Friday May 15th


Dow futures fall more than 200 points on record retail sales drop, increased China tensions

U.S. stock index futures fell on Friday on the back of a record plunge in U.S. retail sales and rising trade tensions between China and the U.S. Dow Jones Industrial Average futures fell 247 points, or 1.1%. S&P 500 futures lost 1.1%. Nasdaq-100 futures slid 1.4%. U.S. monthly retail sales fell by 16.4% in April, a record. Economists polled by Dow Jones expected a decline of 12.3%. So-called core retail sales —which exclude auto, gas, food and building materials sales — dropped 15.3%. The Trump administration has moved to block semiconductor shipments to Chinese company Huawei.
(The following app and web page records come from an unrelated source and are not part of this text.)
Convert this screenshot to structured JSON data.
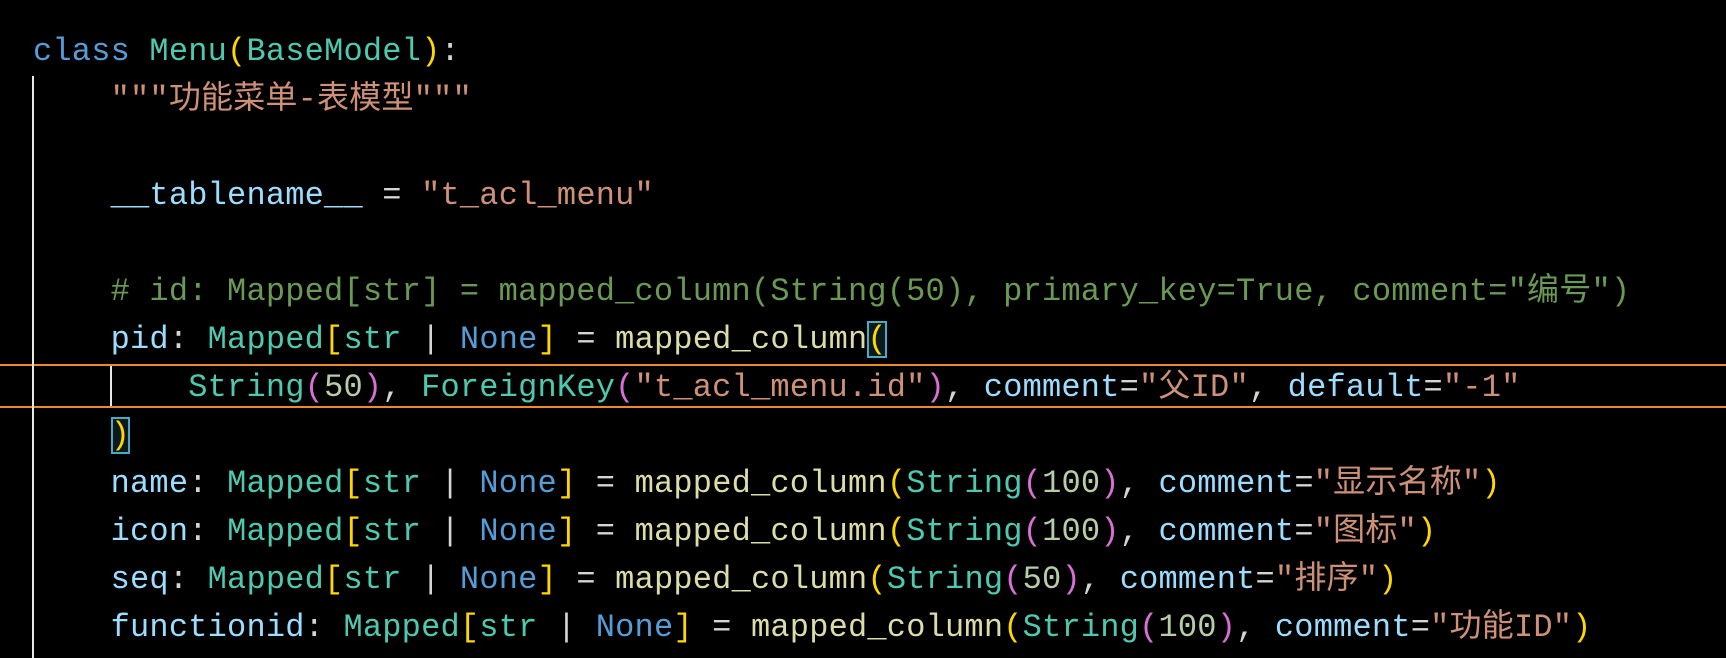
{
  "editor": {
    "colors": {
      "keyword": "#569cd6",
      "class": "#4ec9b0",
      "string": "#ce9178",
      "variable": "#9cdcfe",
      "function": "#dcdcaa",
      "comment": "#6a9955",
      "number": "#b5cea8",
      "current_line_border": "#f08a24"
    },
    "lines": [
      [
        [
          "class ",
          "kw"
        ],
        [
          "Menu",
          "cls"
        ],
        [
          "(",
          "b1"
        ],
        [
          "BaseModel",
          "cls"
        ],
        [
          ")",
          "b1"
        ],
        [
          ":",
          "pl"
        ]
      ],
      [
        [
          "    ",
          "pl"
        ],
        [
          "\"\"\"功能菜单-表模型\"\"\"",
          "str"
        ]
      ],
      [],
      [
        [
          "    ",
          "pl"
        ],
        [
          "__tablename__",
          "var"
        ],
        [
          " = ",
          "pl"
        ],
        [
          "\"t_acl_menu\"",
          "str"
        ]
      ],
      [],
      [
        [
          "    ",
          "pl"
        ],
        [
          "# id: Mapped[str] = mapped_column(String(50), primary_key=True, comment=\"编号\")",
          "cm"
        ]
      ],
      [
        [
          "    ",
          "pl"
        ],
        [
          "pid",
          "var"
        ],
        [
          ": ",
          "pl"
        ],
        [
          "Mapped",
          "cls"
        ],
        [
          "[",
          "b1"
        ],
        [
          "str",
          "cls"
        ],
        [
          " | ",
          "pl"
        ],
        [
          "None",
          "nn"
        ],
        [
          "]",
          "b1"
        ],
        [
          " = ",
          "pl"
        ],
        [
          "mapped_column",
          "fn"
        ],
        [
          "(",
          "b1 match"
        ]
      ],
      [
        [
          "        ",
          "pl"
        ],
        [
          "String",
          "cls"
        ],
        [
          "(",
          "b2"
        ],
        [
          "50",
          "num"
        ],
        [
          ")",
          "b2"
        ],
        [
          ", ",
          "pl"
        ],
        [
          "ForeignKey",
          "cls"
        ],
        [
          "(",
          "b2"
        ],
        [
          "\"t_acl_menu.id\"",
          "str"
        ],
        [
          ")",
          "b2"
        ],
        [
          ", ",
          "pl"
        ],
        [
          "comment",
          "var"
        ],
        [
          "=",
          "pl"
        ],
        [
          "\"父ID\"",
          "str"
        ],
        [
          ", ",
          "pl"
        ],
        [
          "default",
          "var"
        ],
        [
          "=",
          "pl"
        ],
        [
          "\"-1\"",
          "str"
        ]
      ],
      [
        [
          "    ",
          "pl"
        ],
        [
          ")",
          "b1 match"
        ]
      ],
      [
        [
          "    ",
          "pl"
        ],
        [
          "name",
          "var"
        ],
        [
          ": ",
          "pl"
        ],
        [
          "Mapped",
          "cls"
        ],
        [
          "[",
          "b1"
        ],
        [
          "str",
          "cls"
        ],
        [
          " | ",
          "pl"
        ],
        [
          "None",
          "nn"
        ],
        [
          "]",
          "b1"
        ],
        [
          " = ",
          "pl"
        ],
        [
          "mapped_column",
          "fn"
        ],
        [
          "(",
          "b1"
        ],
        [
          "String",
          "cls"
        ],
        [
          "(",
          "b2"
        ],
        [
          "100",
          "num"
        ],
        [
          ")",
          "b2"
        ],
        [
          ", ",
          "pl"
        ],
        [
          "comment",
          "var"
        ],
        [
          "=",
          "pl"
        ],
        [
          "\"显示名称\"",
          "str"
        ],
        [
          ")",
          "b1"
        ]
      ],
      [
        [
          "    ",
          "pl"
        ],
        [
          "icon",
          "var"
        ],
        [
          ": ",
          "pl"
        ],
        [
          "Mapped",
          "cls"
        ],
        [
          "[",
          "b1"
        ],
        [
          "str",
          "cls"
        ],
        [
          " | ",
          "pl"
        ],
        [
          "None",
          "nn"
        ],
        [
          "]",
          "b1"
        ],
        [
          " = ",
          "pl"
        ],
        [
          "mapped_column",
          "fn"
        ],
        [
          "(",
          "b1"
        ],
        [
          "String",
          "cls"
        ],
        [
          "(",
          "b2"
        ],
        [
          "100",
          "num"
        ],
        [
          ")",
          "b2"
        ],
        [
          ", ",
          "pl"
        ],
        [
          "comment",
          "var"
        ],
        [
          "=",
          "pl"
        ],
        [
          "\"图标\"",
          "str"
        ],
        [
          ")",
          "b1"
        ]
      ],
      [
        [
          "    ",
          "pl"
        ],
        [
          "seq",
          "var"
        ],
        [
          ": ",
          "pl"
        ],
        [
          "Mapped",
          "cls"
        ],
        [
          "[",
          "b1"
        ],
        [
          "str",
          "cls"
        ],
        [
          " | ",
          "pl"
        ],
        [
          "None",
          "nn"
        ],
        [
          "]",
          "b1"
        ],
        [
          " = ",
          "pl"
        ],
        [
          "mapped_column",
          "fn"
        ],
        [
          "(",
          "b1"
        ],
        [
          "String",
          "cls"
        ],
        [
          "(",
          "b2"
        ],
        [
          "50",
          "num"
        ],
        [
          ")",
          "b2"
        ],
        [
          ", ",
          "pl"
        ],
        [
          "comment",
          "var"
        ],
        [
          "=",
          "pl"
        ],
        [
          "\"排序\"",
          "str"
        ],
        [
          ")",
          "b1"
        ]
      ],
      [
        [
          "    ",
          "pl"
        ],
        [
          "functionid",
          "var"
        ],
        [
          ": ",
          "pl"
        ],
        [
          "Mapped",
          "cls"
        ],
        [
          "[",
          "b1"
        ],
        [
          "str",
          "cls"
        ],
        [
          " | ",
          "pl"
        ],
        [
          "None",
          "nn"
        ],
        [
          "]",
          "b1"
        ],
        [
          " = ",
          "pl"
        ],
        [
          "mapped_column",
          "fn"
        ],
        [
          "(",
          "b1"
        ],
        [
          "String",
          "cls"
        ],
        [
          "(",
          "b2"
        ],
        [
          "100",
          "num"
        ],
        [
          ")",
          "b2"
        ],
        [
          ", ",
          "pl"
        ],
        [
          "comment",
          "var"
        ],
        [
          "=",
          "pl"
        ],
        [
          "\"功能ID\"",
          "str"
        ],
        [
          ")",
          "b1"
        ]
      ]
    ]
  }
}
The Commerce Department said it would “strategically target Huawei’s acquisition of semiconductors that are the direct product of certain U.S. software and technology.” Meanwhile, Hu Xijin, editor-in-chief of Chinese state-run publication Global Times, tweeted on Friday that China would “restrict or investigate” U.S. companies including Qualcomm, Cisco Systems and Apple if the U.S. takes further action to block Huawei’s supply chain. Hu’s Twitter account was closely followed last year by traders looking for insight on the U.S.-China trade war. Shares of semiconductor makers AMD, Nvidia and Skyworks Solutions all fell more than 1% in the premarket. Apple shares slid 2.3% while Cisco and Qualcomm fell 2.2% and 3.7%, respectively. The Dow rallied more than 300 points while the S&P 500 gained over 1% on Thursday. The Nasdaq Composite advanced 0.9%. Gains in bank and energy stocks lifted the major indexes while shares of major tech companies such as Apple and Alphabet added to their recently massive gains. Despite those gains, however, Wall Street was headed for its biggest weekly decline since late March. The Dow and S&P 500 both ended Thursday’s session down more than 2% for the week. The Nasdaq had lost nearly 2% week to date. Those would be the averages’ worst weekly performances since the week ending March 20. The Dow, S&P 500 and Nasdaq all fell at least 12.6%. “Given the amount of uncertainty about this crisis that still looms, we should not be surprised by the setbacks we’ve seen in markets this week,” said Scott Knapp, chief market strategist at CUNA Mutual Group. More than 4.4 million coronavirus cases have been confirmed globally, according to data compiled by Johns Hopkins University. In the U.S. alone, there have been over 1.4 million known infections. Major investors David Tepper and Stanley Druckenmiller also raised concerns earlier in the week about the market’s overall valuation. Tepper said this is the second-most overvalued market he has ever seen while Druckenmiller noted the risk/reward for owning equities right now is the worst of his career. However, Trian Partners’ Nelson Peltz said Thursday there is still value in this market, adding: “This thing is not going to last forever.” The Dow and the S&P 500 remain more than 29% above an intraday low reached on March 23. The Nasdaq Composite has surged about 35% in that time. Stocks in Asia were little changed on Friday as data showed China’s industrial output bouncing back more than expected in April. Mainland Chinese stocks were mixed on the day, with the Shanghai composite slightly lower at around 2,868.46 while the Shenzhen composite added 0.159% to about 1,808.56. Hong Kong’s Hang Seng index hovered around the flatline, as of its final hour of trading. In Japan, the Nikkei 225 closed 0.62% higher at 20,037.47 while the Topix index rose 0.5% to end its trading day at 1,453.77. South Korea’s Kospi added 0.12% to close at 1,927.28. Oil prices rose on Friday, extending day-earlier gains, as data showed demand for crude picking up in China after the easing of curbs to stem the coronavirus outbreak, boosting hopes that the global supply overhang may start to fade. Brent crude was up 31 cents, or 1% at $31.47 per barrel, after rising nearly 7% on Thursday. The global benchmark is heading for a 1.8% gain on the week after rising for the previous two weeks. West Texas Intermediate was up 21 cents, or 0.76%, at $27.77 per barrel, having jumped 9% in the previous session. WTI is heading for a third weekly increase, up more than 12%. Gold hit its highest in more than three weeks on Friday as Sino-U.S. relations took a turn for the worse  and investors fretted that the economy would take longer than expected to recover from a coronavirus-induced slump. Spot gold gained 0.4% to $1,735.67 per ounce by 0616  GMT, having earlier touched its highest since April 23 at  $1,737.50. U.S. gold futures rose 0.3% to $1,746.20.